*Task statement*
The answer must consist of every line below that contains the word "name".
-------------------------
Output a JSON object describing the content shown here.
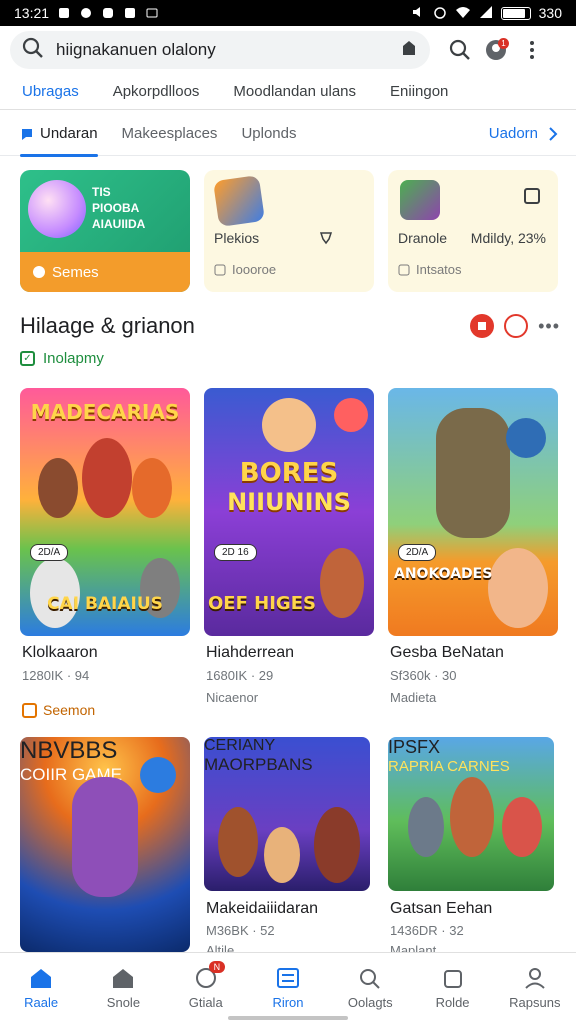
{
  "status_bar": {
    "time": "13:21",
    "battery": "330",
    "battery_level": 0.8
  },
  "search": {
    "query": "hiignakanuen olalony"
  },
  "top_tabs": [
    {
      "label": "Ubragas",
      "active": true
    },
    {
      "label": "Apkorpdlloos",
      "active": false
    },
    {
      "label": "Moodlandan ulans",
      "active": false
    },
    {
      "label": "Eniingon",
      "active": false
    }
  ],
  "sub_tabs": [
    {
      "label": "Undaran",
      "active": true
    },
    {
      "label": "Makeesplaces",
      "active": false
    },
    {
      "label": "Uplonds",
      "active": false
    }
  ],
  "sub_link": "Uadorn",
  "promos": [
    {
      "lines": [
        "TIS",
        "PIOOBA",
        "AIAUIIDA"
      ],
      "bottom": "Semes"
    },
    {
      "name": "Plekios",
      "sub": "Ioooroe"
    },
    {
      "name": "Dranole",
      "tag": "Mdildy, 23%",
      "sub": "Intsatos"
    }
  ],
  "section": {
    "title": "Hilaage & grianon",
    "chip": "Inolapmy"
  },
  "games_row1": [
    {
      "art_title": "MADECARIAS",
      "art_sub": "CAI BAIAIUS",
      "badge": "2D/A",
      "name": "Klolkaaron",
      "meta": "1280IK · 94",
      "meta2": ""
    },
    {
      "art_title": "BORES",
      "art_title2": "NIIUNINS",
      "art_sub": "OEF HIGES",
      "badge": "2D 16",
      "name": "Hiahderrean",
      "meta": "1680IK · 29",
      "meta2": "Nicaenor"
    },
    {
      "art_title": "",
      "art_sub": "ANOKOADES",
      "badge": "2D/A",
      "name": "Gesba BeNatan",
      "meta": "Sf360k · 30",
      "meta2": "Madieta"
    }
  ],
  "row1_chip": "Seemon",
  "games_row2": [
    {
      "art_title": "NBVBBS",
      "art_sub": "COIIR GAME",
      "name": "",
      "meta": "",
      "meta2": ""
    },
    {
      "art_title": "CERIANY",
      "art_title2": "MAORPBANS",
      "name": "Makeidaiiidaran",
      "meta": "M36BK · 52",
      "meta2": "Altile"
    },
    {
      "art_title": "IPSFX",
      "art_sub": "RAPRIA CARNES",
      "name": "Gatsan Eehan",
      "meta": "1436DR · 32",
      "meta2": "Maplant"
    }
  ],
  "bottom_nav": [
    {
      "label": "Raale",
      "icon": "home-icon",
      "active": true
    },
    {
      "label": "Snole",
      "icon": "store-icon",
      "active": false
    },
    {
      "label": "Gtiala",
      "icon": "face-icon",
      "active": false,
      "badge": "N"
    },
    {
      "label": "Riron",
      "icon": "list-icon",
      "active": true
    },
    {
      "label": "Oolagts",
      "icon": "search-icon",
      "active": false
    },
    {
      "label": "Rolde",
      "icon": "bag-icon",
      "active": false
    },
    {
      "label": "Rapsuns",
      "icon": "person-icon",
      "active": false
    }
  ]
}
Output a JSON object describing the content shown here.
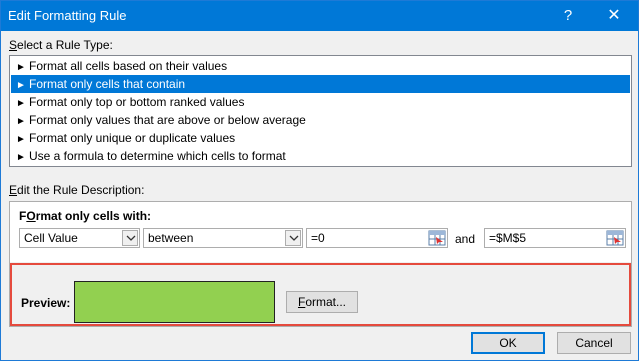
{
  "window": {
    "title": "Edit Formatting Rule",
    "help_glyph": "?",
    "close_glyph": "✕"
  },
  "rule_type": {
    "label_accel": "S",
    "label_rest": "elect a Rule Type:",
    "items": [
      {
        "label": "Format all cells based on their values",
        "selected": false
      },
      {
        "label": "Format only cells that contain",
        "selected": true
      },
      {
        "label": "Format only top or bottom ranked values",
        "selected": false
      },
      {
        "label": "Format only values that are above or below average",
        "selected": false
      },
      {
        "label": "Format only unique or duplicate values",
        "selected": false
      },
      {
        "label": "Use a formula to determine which cells to format",
        "selected": false
      }
    ]
  },
  "description": {
    "label_accel": "E",
    "label_rest": "dit the Rule Description:",
    "format_only_accel": "O",
    "format_only_pre": "F",
    "format_only_rest": "rmat only cells with:",
    "field_combo": "Cell Value",
    "operator_combo": "between",
    "value1": "=0",
    "and_label": "and",
    "value2": "=$M$5"
  },
  "preview": {
    "label": "Preview:",
    "swatch_color": "#92d050",
    "format_button_accel": "F",
    "format_button_rest": "ormat..."
  },
  "buttons": {
    "ok": "OK",
    "cancel": "Cancel"
  },
  "colors": {
    "accent": "#0078d7",
    "highlight_border": "#e54a3d"
  }
}
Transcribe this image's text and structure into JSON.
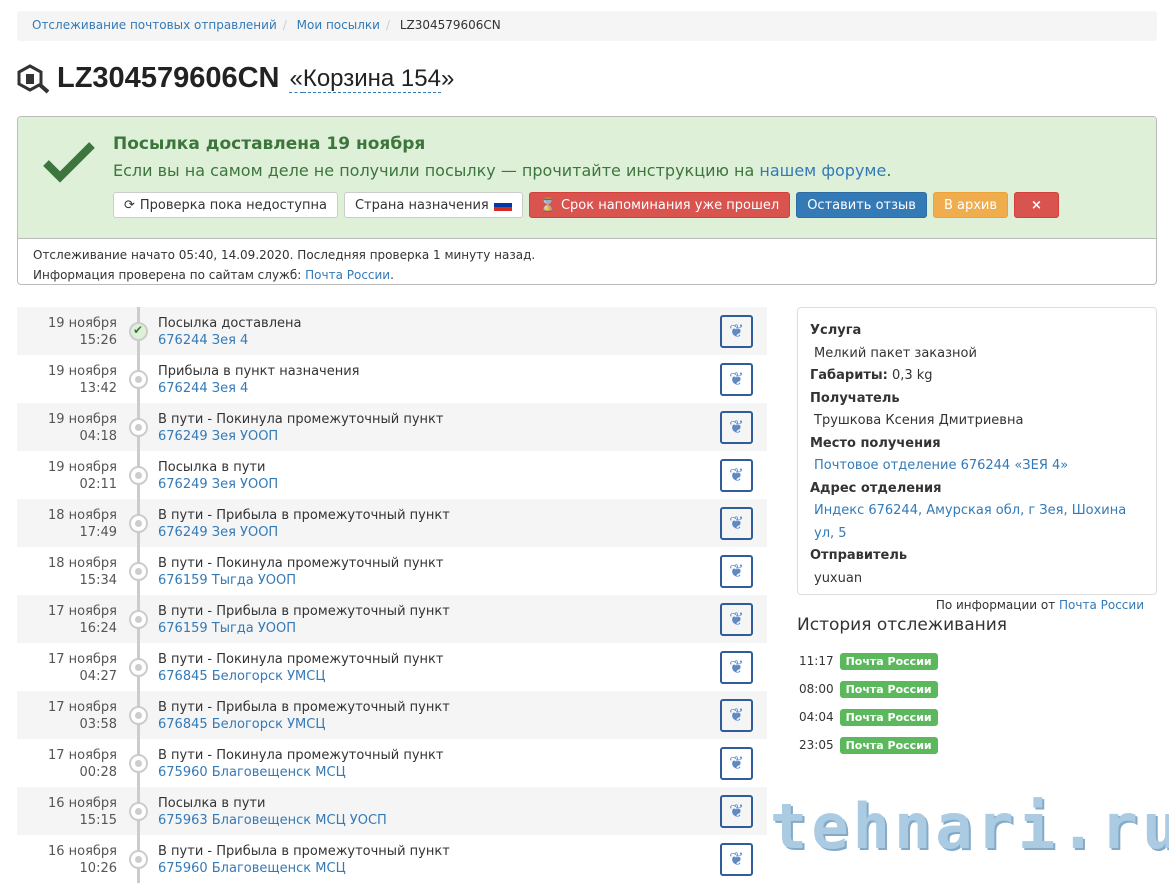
{
  "breadcrumb": [
    "Отслеживание почтовых отправлений",
    "Мои посылки",
    "LZ304579606CN"
  ],
  "title": {
    "track": "LZ304579606CN",
    "name": "Корзина 154",
    "quote_open": "«",
    "quote_close": "»"
  },
  "alert": {
    "heading": "Посылка доставлена 19 ноября",
    "msg": "Если вы на самом деле не получили посылку — прочитайте инструкцию на ",
    "msg_link": "нашем форуме",
    "msg_end": ".",
    "buttons": {
      "check": "Проверка пока недоступна",
      "country": "Страна назначения",
      "reminder": "Срок напоминания уже прошел",
      "review": "Оставить отзыв",
      "archive": "В архив",
      "close": "×"
    },
    "info1": "Отслеживание начато 05:40, 14.09.2020. Последняя проверка 1 минуту назад.",
    "info2": "Информация проверена по сайтам служб: ",
    "info2_link": "Почта России",
    "info2_end": "."
  },
  "events": [
    {
      "date": "19 ноября",
      "time": "15:26",
      "status": "Посылка доставлена",
      "place": "676244 Зея 4",
      "done": true
    },
    {
      "date": "19 ноября",
      "time": "13:42",
      "status": "Прибыла в пункт назначения",
      "place": "676244 Зея 4"
    },
    {
      "date": "19 ноября",
      "time": "04:18",
      "status": "В пути - Покинула промежуточный пункт",
      "place": "676249 Зея УООП"
    },
    {
      "date": "19 ноября",
      "time": "02:11",
      "status": "Посылка в пути",
      "place": "676249 Зея УООП"
    },
    {
      "date": "18 ноября",
      "time": "17:49",
      "status": "В пути - Прибыла в промежуточный пункт",
      "place": "676249 Зея УООП"
    },
    {
      "date": "18 ноября",
      "time": "15:34",
      "status": "В пути - Покинула промежуточный пункт",
      "place": "676159 Тыгда УООП"
    },
    {
      "date": "17 ноября",
      "time": "16:24",
      "status": "В пути - Прибыла в промежуточный пункт",
      "place": "676159 Тыгда УООП"
    },
    {
      "date": "17 ноября",
      "time": "04:27",
      "status": "В пути - Покинула промежуточный пункт",
      "place": "676845 Белогорск УМСЦ"
    },
    {
      "date": "17 ноября",
      "time": "03:58",
      "status": "В пути - Прибыла в промежуточный пункт",
      "place": "676845 Белогорск УМСЦ"
    },
    {
      "date": "17 ноября",
      "time": "00:28",
      "status": "В пути - Покинула промежуточный пункт",
      "place": "675960 Благовещенск МСЦ"
    },
    {
      "date": "16 ноября",
      "time": "15:15",
      "status": "Посылка в пути",
      "place": "675963 Благовещенск МСЦ УОСП"
    },
    {
      "date": "16 ноября",
      "time": "10:26",
      "status": "В пути - Прибыла в промежуточный пункт",
      "place": "675960 Благовещенск МСЦ"
    }
  ],
  "details": {
    "service_label": "Услуга",
    "service": "Мелкий пакет заказной",
    "size_label": "Габариты:",
    "size": "0,3 kg",
    "recipient_label": "Получатель",
    "recipient": "Трушкова Ксения Дмитриевна",
    "place_label": "Место получения",
    "place": "Почтовое отделение 676244 «ЗЕЯ 4»",
    "address_label": "Адрес отделения",
    "address": "Индекс 676244, Амурская обл, г Зея, Шохина ул, 5",
    "sender_label": "Отправитель",
    "sender": "yuxuan",
    "footer": "По информации от ",
    "footer_link": "Почта России"
  },
  "history": {
    "title": "История отслеживания",
    "items": [
      {
        "time": "11:17",
        "service": "Почта России"
      },
      {
        "time": "08:00",
        "service": "Почта России"
      },
      {
        "time": "04:04",
        "service": "Почта России"
      },
      {
        "time": "23:05",
        "service": "Почта России"
      }
    ]
  },
  "watermark": "tehnari.ru"
}
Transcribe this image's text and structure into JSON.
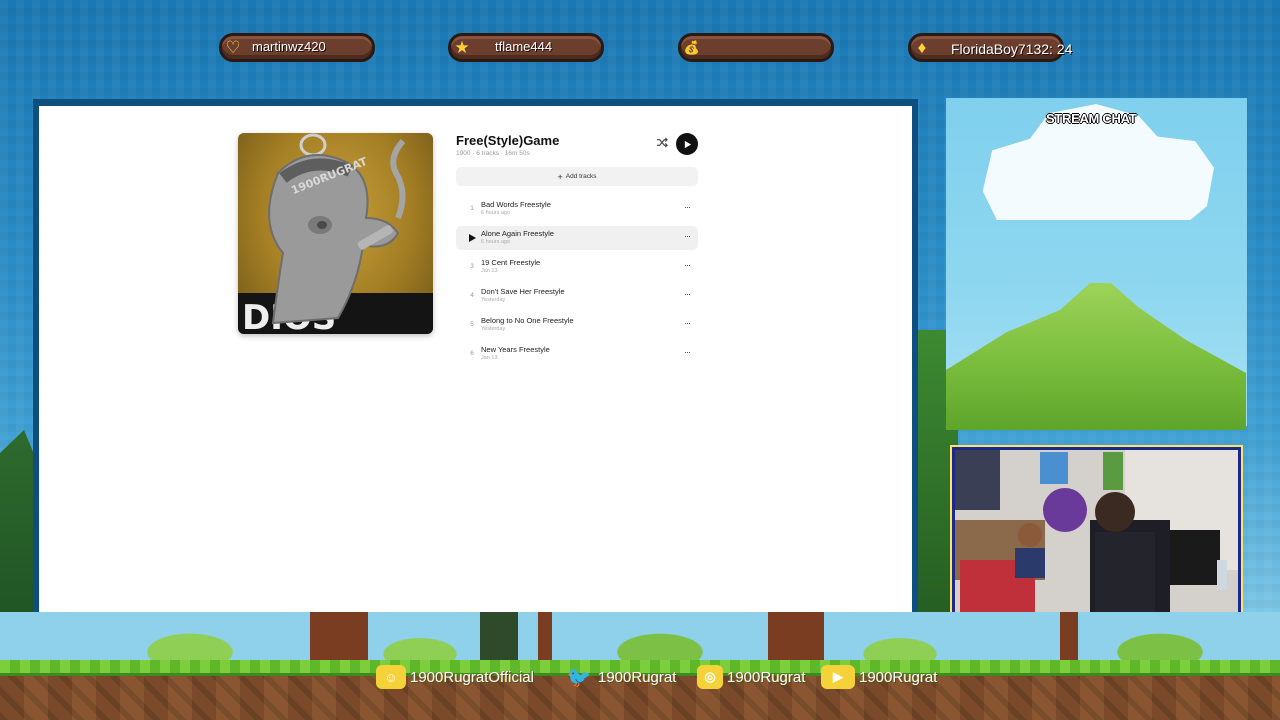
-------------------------
*Result of the exercise*
      "name": "Plekios",
      "name": "Dranole",
      "name": "Klolkaaron",
      "name": "Hiahderrean",
      "name": "Gesba BeNatan",
      "name": "",
      "name": "Makeidaiiidaran",
      "name": "Gatsan Eehan",
    "name": "Корзина 154",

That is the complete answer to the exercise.